:: Work to be completed ::
Restate the data exactly as given and keep the pictures out.

:: Data for this task ::
***
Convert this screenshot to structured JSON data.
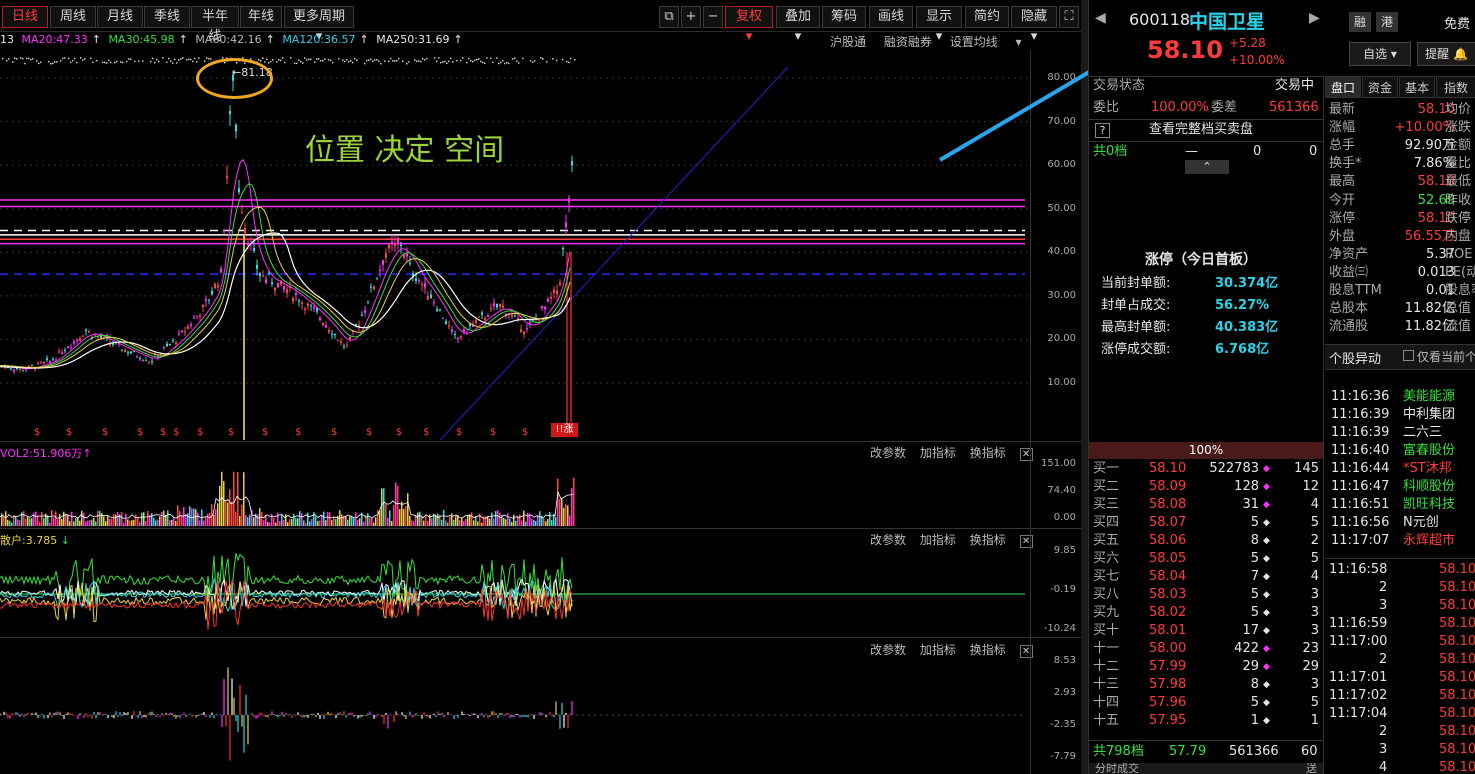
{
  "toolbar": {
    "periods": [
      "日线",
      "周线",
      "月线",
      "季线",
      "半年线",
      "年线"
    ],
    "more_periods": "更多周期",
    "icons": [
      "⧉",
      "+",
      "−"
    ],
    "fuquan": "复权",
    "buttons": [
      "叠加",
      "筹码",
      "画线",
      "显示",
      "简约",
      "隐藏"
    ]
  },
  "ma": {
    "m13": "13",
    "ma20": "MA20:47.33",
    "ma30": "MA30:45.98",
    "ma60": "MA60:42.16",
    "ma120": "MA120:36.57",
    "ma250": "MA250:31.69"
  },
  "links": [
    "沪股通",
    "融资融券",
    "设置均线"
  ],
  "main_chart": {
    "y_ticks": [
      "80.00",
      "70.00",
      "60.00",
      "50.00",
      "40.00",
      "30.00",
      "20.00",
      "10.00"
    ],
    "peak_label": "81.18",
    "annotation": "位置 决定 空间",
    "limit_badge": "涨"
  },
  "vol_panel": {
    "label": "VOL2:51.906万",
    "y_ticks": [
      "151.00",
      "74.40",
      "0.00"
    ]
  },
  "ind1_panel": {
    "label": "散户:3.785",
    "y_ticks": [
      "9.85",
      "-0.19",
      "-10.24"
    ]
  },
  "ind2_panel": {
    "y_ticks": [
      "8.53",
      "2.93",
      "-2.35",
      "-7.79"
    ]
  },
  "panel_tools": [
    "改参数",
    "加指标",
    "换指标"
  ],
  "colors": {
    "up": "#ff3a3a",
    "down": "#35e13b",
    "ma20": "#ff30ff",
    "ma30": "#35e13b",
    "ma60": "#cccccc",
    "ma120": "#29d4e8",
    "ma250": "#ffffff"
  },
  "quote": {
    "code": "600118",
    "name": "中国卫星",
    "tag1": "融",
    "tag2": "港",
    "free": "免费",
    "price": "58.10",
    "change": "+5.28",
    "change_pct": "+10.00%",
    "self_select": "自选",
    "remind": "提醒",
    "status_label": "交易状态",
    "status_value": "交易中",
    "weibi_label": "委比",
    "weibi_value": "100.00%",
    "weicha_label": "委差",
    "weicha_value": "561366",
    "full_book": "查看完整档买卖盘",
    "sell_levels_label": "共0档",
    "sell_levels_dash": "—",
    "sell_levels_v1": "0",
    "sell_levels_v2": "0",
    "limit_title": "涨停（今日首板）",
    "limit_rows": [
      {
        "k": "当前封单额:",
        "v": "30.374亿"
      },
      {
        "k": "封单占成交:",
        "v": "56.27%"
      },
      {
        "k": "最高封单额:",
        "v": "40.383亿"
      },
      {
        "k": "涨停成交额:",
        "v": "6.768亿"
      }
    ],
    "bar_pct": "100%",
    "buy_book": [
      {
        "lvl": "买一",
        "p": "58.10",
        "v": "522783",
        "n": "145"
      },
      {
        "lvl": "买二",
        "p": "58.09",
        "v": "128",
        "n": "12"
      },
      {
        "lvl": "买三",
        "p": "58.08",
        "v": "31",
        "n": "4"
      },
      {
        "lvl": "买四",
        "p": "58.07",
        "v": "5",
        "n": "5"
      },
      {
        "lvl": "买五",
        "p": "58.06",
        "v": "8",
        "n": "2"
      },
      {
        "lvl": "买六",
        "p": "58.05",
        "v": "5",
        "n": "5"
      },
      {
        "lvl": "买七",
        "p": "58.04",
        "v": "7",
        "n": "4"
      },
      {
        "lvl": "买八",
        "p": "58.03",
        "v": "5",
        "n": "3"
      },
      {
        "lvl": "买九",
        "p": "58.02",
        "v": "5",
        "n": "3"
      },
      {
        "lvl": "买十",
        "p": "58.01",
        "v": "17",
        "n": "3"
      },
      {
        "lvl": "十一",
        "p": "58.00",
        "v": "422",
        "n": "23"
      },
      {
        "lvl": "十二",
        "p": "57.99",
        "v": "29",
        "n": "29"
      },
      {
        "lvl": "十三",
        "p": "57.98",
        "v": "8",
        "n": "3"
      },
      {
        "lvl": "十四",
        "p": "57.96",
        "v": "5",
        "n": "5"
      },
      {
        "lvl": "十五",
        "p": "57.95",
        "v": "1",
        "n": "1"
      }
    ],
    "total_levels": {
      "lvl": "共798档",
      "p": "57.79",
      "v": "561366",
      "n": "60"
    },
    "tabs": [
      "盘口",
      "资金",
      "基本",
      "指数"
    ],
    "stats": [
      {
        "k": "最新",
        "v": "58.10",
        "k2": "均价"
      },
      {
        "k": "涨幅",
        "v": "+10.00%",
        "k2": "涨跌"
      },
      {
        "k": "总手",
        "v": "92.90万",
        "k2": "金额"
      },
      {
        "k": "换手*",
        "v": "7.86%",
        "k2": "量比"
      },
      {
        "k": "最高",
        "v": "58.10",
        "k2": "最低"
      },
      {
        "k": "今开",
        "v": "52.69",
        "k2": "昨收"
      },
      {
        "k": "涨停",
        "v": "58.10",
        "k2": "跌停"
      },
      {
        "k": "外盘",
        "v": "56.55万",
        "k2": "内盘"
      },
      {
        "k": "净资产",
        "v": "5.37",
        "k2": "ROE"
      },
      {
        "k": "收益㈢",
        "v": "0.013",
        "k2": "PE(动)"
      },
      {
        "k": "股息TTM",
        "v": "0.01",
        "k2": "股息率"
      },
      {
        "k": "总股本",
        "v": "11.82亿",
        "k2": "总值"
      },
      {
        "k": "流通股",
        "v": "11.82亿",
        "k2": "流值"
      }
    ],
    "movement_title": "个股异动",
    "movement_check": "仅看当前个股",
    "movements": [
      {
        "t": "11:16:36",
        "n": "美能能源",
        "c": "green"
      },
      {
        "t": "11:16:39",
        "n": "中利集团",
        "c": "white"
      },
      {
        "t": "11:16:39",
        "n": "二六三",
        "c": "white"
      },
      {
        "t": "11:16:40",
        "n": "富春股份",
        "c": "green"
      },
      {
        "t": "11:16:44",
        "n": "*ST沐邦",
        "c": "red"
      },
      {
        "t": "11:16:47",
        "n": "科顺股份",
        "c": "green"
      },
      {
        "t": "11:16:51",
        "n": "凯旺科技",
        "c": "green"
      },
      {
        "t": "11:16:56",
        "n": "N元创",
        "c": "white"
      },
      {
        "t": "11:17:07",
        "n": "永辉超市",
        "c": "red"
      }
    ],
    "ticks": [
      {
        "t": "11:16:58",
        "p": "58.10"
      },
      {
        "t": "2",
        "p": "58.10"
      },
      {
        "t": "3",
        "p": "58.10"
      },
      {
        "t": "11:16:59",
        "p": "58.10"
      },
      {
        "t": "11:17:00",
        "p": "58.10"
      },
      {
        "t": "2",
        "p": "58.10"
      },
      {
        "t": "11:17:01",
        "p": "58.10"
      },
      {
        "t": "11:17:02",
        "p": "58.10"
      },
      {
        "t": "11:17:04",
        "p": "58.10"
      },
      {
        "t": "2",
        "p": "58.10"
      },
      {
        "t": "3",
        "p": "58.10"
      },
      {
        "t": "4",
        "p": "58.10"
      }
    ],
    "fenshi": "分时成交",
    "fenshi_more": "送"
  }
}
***
:: Answer for the task ::
Convert this screenshot to structured JSON data.
{
  "toolbar": {
    "periods": [
      "日线",
      "周线",
      "月线",
      "季线",
      "半年线",
      "年线"
    ],
    "more_periods": "更多周期",
    "icons": [
      "⧉",
      "+",
      "−"
    ],
    "fuquan": "复权",
    "buttons": [
      "叠加",
      "筹码",
      "画线",
      "显示",
      "简约",
      "隐藏"
    ]
  },
  "ma": {
    "m13": "13",
    "ma20": "MA20:47.33",
    "ma30": "MA30:45.98",
    "ma60": "MA60:42.16",
    "ma120": "MA120:36.57",
    "ma250": "MA250:31.69"
  },
  "links": [
    "沪股通",
    "融资融券",
    "设置均线"
  ],
  "main_chart": {
    "y_ticks": [
      "80.00",
      "70.00",
      "60.00",
      "50.00",
      "40.00",
      "30.00",
      "20.00",
      "10.00"
    ],
    "peak_label": "81.18",
    "annotation": "位置 决定 空间",
    "limit_badge": "涨"
  },
  "vol_panel": {
    "label": "VOL2:51.906万",
    "y_ticks": [
      "151.00",
      "74.40",
      "0.00"
    ]
  },
  "ind1_panel": {
    "label": "散户:3.785",
    "y_ticks": [
      "9.85",
      "-0.19",
      "-10.24"
    ]
  },
  "ind2_panel": {
    "y_ticks": [
      "8.53",
      "2.93",
      "-2.35",
      "-7.79"
    ]
  },
  "panel_tools": [
    "改参数",
    "加指标",
    "换指标"
  ],
  "colors": {
    "up": "#ff3a3a",
    "down": "#35e13b",
    "ma20": "#ff30ff",
    "ma30": "#35e13b",
    "ma60": "#cccccc",
    "ma120": "#29d4e8",
    "ma250": "#ffffff"
  },
  "quote": {
    "code": "600118",
    "name": "中国卫星",
    "tag1": "融",
    "tag2": "港",
    "free": "免费",
    "price": "58.10",
    "change": "+5.28",
    "change_pct": "+10.00%",
    "self_select": "自选",
    "remind": "提醒",
    "status_label": "交易状态",
    "status_value": "交易中",
    "weibi_label": "委比",
    "weibi_value": "100.00%",
    "weicha_label": "委差",
    "weicha_value": "561366",
    "full_book": "查看完整档买卖盘",
    "sell_levels_label": "共0档",
    "sell_levels_dash": "—",
    "sell_levels_v1": "0",
    "sell_levels_v2": "0",
    "limit_title": "涨停（今日首板）",
    "limit_rows": [
      {
        "k": "当前封单额:",
        "v": "30.374亿"
      },
      {
        "k": "封单占成交:",
        "v": "56.27%"
      },
      {
        "k": "最高封单额:",
        "v": "40.383亿"
      },
      {
        "k": "涨停成交额:",
        "v": "6.768亿"
      }
    ],
    "bar_pct": "100%",
    "buy_book": [
      {
        "lvl": "买一",
        "p": "58.10",
        "v": "522783",
        "n": "145"
      },
      {
        "lvl": "买二",
        "p": "58.09",
        "v": "128",
        "n": "12"
      },
      {
        "lvl": "买三",
        "p": "58.08",
        "v": "31",
        "n": "4"
      },
      {
        "lvl": "买四",
        "p": "58.07",
        "v": "5",
        "n": "5"
      },
      {
        "lvl": "买五",
        "p": "58.06",
        "v": "8",
        "n": "2"
      },
      {
        "lvl": "买六",
        "p": "58.05",
        "v": "5",
        "n": "5"
      },
      {
        "lvl": "买七",
        "p": "58.04",
        "v": "7",
        "n": "4"
      },
      {
        "lvl": "买八",
        "p": "58.03",
        "v": "5",
        "n": "3"
      },
      {
        "lvl": "买九",
        "p": "58.02",
        "v": "5",
        "n": "3"
      },
      {
        "lvl": "买十",
        "p": "58.01",
        "v": "17",
        "n": "3"
      },
      {
        "lvl": "十一",
        "p": "58.00",
        "v": "422",
        "n": "23"
      },
      {
        "lvl": "十二",
        "p": "57.99",
        "v": "29",
        "n": "29"
      },
      {
        "lvl": "十三",
        "p": "57.98",
        "v": "8",
        "n": "3"
      },
      {
        "lvl": "十四",
        "p": "57.96",
        "v": "5",
        "n": "5"
      },
      {
        "lvl": "十五",
        "p": "57.95",
        "v": "1",
        "n": "1"
      }
    ],
    "total_levels": {
      "lvl": "共798档",
      "p": "57.79",
      "v": "561366",
      "n": "60"
    },
    "tabs": [
      "盘口",
      "资金",
      "基本",
      "指数"
    ],
    "stats": [
      {
        "k": "最新",
        "v": "58.10",
        "k2": "均价"
      },
      {
        "k": "涨幅",
        "v": "+10.00%",
        "k2": "涨跌"
      },
      {
        "k": "总手",
        "v": "92.90万",
        "k2": "金额"
      },
      {
        "k": "换手*",
        "v": "7.86%",
        "k2": "量比"
      },
      {
        "k": "最高",
        "v": "58.10",
        "k2": "最低"
      },
      {
        "k": "今开",
        "v": "52.69",
        "k2": "昨收"
      },
      {
        "k": "涨停",
        "v": "58.10",
        "k2": "跌停"
      },
      {
        "k": "外盘",
        "v": "56.55万",
        "k2": "内盘"
      },
      {
        "k": "净资产",
        "v": "5.37",
        "k2": "ROE"
      },
      {
        "k": "收益㈢",
        "v": "0.013",
        "k2": "PE(动)"
      },
      {
        "k": "股息TTM",
        "v": "0.01",
        "k2": "股息率"
      },
      {
        "k": "总股本",
        "v": "11.82亿",
        "k2": "总值"
      },
      {
        "k": "流通股",
        "v": "11.82亿",
        "k2": "流值"
      }
    ],
    "movement_title": "个股异动",
    "movement_check": "仅看当前个股",
    "movements": [
      {
        "t": "11:16:36",
        "n": "美能能源",
        "c": "green"
      },
      {
        "t": "11:16:39",
        "n": "中利集团",
        "c": "white"
      },
      {
        "t": "11:16:39",
        "n": "二六三",
        "c": "white"
      },
      {
        "t": "11:16:40",
        "n": "富春股份",
        "c": "green"
      },
      {
        "t": "11:16:44",
        "n": "*ST沐邦",
        "c": "red"
      },
      {
        "t": "11:16:47",
        "n": "科顺股份",
        "c": "green"
      },
      {
        "t": "11:16:51",
        "n": "凯旺科技",
        "c": "green"
      },
      {
        "t": "11:16:56",
        "n": "N元创",
        "c": "white"
      },
      {
        "t": "11:17:07",
        "n": "永辉超市",
        "c": "red"
      }
    ],
    "ticks": [
      {
        "t": "11:16:58",
        "p": "58.10"
      },
      {
        "t": "2",
        "p": "58.10"
      },
      {
        "t": "3",
        "p": "58.10"
      },
      {
        "t": "11:16:59",
        "p": "58.10"
      },
      {
        "t": "11:17:00",
        "p": "58.10"
      },
      {
        "t": "2",
        "p": "58.10"
      },
      {
        "t": "11:17:01",
        "p": "58.10"
      },
      {
        "t": "11:17:02",
        "p": "58.10"
      },
      {
        "t": "11:17:04",
        "p": "58.10"
      },
      {
        "t": "2",
        "p": "58.10"
      },
      {
        "t": "3",
        "p": "58.10"
      },
      {
        "t": "4",
        "p": "58.10"
      }
    ],
    "fenshi": "分时成交",
    "fenshi_more": "送"
  }
}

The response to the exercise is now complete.